> **What to do**
All of the lines below should be output exactly as shown.

Excerpts from a dataset

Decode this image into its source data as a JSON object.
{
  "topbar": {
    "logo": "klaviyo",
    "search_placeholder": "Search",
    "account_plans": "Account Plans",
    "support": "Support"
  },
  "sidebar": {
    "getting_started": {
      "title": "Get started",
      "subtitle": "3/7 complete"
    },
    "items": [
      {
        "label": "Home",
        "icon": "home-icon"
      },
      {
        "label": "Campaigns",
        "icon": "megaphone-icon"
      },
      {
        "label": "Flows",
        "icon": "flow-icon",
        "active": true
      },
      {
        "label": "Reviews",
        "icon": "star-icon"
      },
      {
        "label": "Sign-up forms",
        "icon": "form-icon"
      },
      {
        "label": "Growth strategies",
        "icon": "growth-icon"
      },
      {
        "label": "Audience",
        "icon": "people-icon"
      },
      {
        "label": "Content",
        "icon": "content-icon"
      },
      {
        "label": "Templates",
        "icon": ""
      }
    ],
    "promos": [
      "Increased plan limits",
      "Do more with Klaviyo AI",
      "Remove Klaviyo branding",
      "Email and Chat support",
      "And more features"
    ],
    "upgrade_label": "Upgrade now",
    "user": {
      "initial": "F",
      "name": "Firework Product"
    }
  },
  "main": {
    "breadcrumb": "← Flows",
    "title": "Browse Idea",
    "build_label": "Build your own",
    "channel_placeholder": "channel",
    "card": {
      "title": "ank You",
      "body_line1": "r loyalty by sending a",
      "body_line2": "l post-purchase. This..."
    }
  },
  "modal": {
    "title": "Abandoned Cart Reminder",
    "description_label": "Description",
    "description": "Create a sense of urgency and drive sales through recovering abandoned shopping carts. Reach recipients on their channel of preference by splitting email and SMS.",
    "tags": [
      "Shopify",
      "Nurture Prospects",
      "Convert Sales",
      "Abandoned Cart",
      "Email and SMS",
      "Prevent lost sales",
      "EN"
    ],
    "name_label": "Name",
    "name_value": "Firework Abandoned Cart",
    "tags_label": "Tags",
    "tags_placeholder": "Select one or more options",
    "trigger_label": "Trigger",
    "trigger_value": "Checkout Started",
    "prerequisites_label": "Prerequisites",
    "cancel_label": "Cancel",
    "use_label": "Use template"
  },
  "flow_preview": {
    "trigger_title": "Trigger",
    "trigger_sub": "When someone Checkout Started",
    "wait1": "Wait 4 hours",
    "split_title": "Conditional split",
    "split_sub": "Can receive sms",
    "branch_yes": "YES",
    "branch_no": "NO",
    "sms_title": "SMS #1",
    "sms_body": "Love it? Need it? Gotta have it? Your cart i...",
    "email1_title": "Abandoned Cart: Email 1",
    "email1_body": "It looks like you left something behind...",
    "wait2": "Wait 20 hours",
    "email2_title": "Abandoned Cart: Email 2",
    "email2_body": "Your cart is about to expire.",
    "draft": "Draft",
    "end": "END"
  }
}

> **Reply**
Decode this image into its source data as a JSON object.
{
  "topbar": {
    "logo": "klaviyo",
    "search_placeholder": "Search",
    "account_plans": "Account Plans",
    "support": "Support"
  },
  "sidebar": {
    "getting_started": {
      "title": "Get started",
      "subtitle": "3/7 complete"
    },
    "items": [
      {
        "label": "Home",
        "icon": "home-icon"
      },
      {
        "label": "Campaigns",
        "icon": "megaphone-icon"
      },
      {
        "label": "Flows",
        "icon": "flow-icon",
        "active": true
      },
      {
        "label": "Reviews",
        "icon": "star-icon"
      },
      {
        "label": "Sign-up forms",
        "icon": "form-icon"
      },
      {
        "label": "Growth strategies",
        "icon": "growth-icon"
      },
      {
        "label": "Audience",
        "icon": "people-icon"
      },
      {
        "label": "Content",
        "icon": "content-icon"
      },
      {
        "label": "Templates",
        "icon": ""
      }
    ],
    "promos": [
      "Increased plan limits",
      "Do more with Klaviyo AI",
      "Remove Klaviyo branding",
      "Email and Chat support",
      "And more features"
    ],
    "upgrade_label": "Upgrade now",
    "user": {
      "initial": "F",
      "name": "Firework Product"
    }
  },
  "main": {
    "breadcrumb": "← Flows",
    "title": "Browse Idea",
    "build_label": "Build your own",
    "channel_placeholder": "channel",
    "card": {
      "title": "ank You",
      "body_line1": "r loyalty by sending a",
      "body_line2": "l post-purchase. This..."
    }
  },
  "modal": {
    "title": "Abandoned Cart Reminder",
    "description_label": "Description",
    "description": "Create a sense of urgency and drive sales through recovering abandoned shopping carts. Reach recipients on their channel of preference by splitting email and SMS.",
    "tags": [
      "Shopify",
      "Nurture Prospects",
      "Convert Sales",
      "Abandoned Cart",
      "Email and SMS",
      "Prevent lost sales",
      "EN"
    ],
    "name_label": "Name",
    "name_value": "Firework Abandoned Cart",
    "tags_label": "Tags",
    "tags_placeholder": "Select one or more options",
    "trigger_label": "Trigger",
    "trigger_value": "Checkout Started",
    "prerequisites_label": "Prerequisites",
    "cancel_label": "Cancel",
    "use_label": "Use template"
  },
  "flow_preview": {
    "trigger_title": "Trigger",
    "trigger_sub": "When someone Checkout Started",
    "wait1": "Wait 4 hours",
    "split_title": "Conditional split",
    "split_sub": "Can receive sms",
    "branch_yes": "YES",
    "branch_no": "NO",
    "sms_title": "SMS #1",
    "sms_body": "Love it? Need it? Gotta have it? Your cart i...",
    "email1_title": "Abandoned Cart: Email 1",
    "email1_body": "It looks like you left something behind...",
    "wait2": "Wait 20 hours",
    "email2_title": "Abandoned Cart: Email 2",
    "email2_body": "Your cart is about to expire.",
    "draft": "Draft",
    "end": "END"
  }
}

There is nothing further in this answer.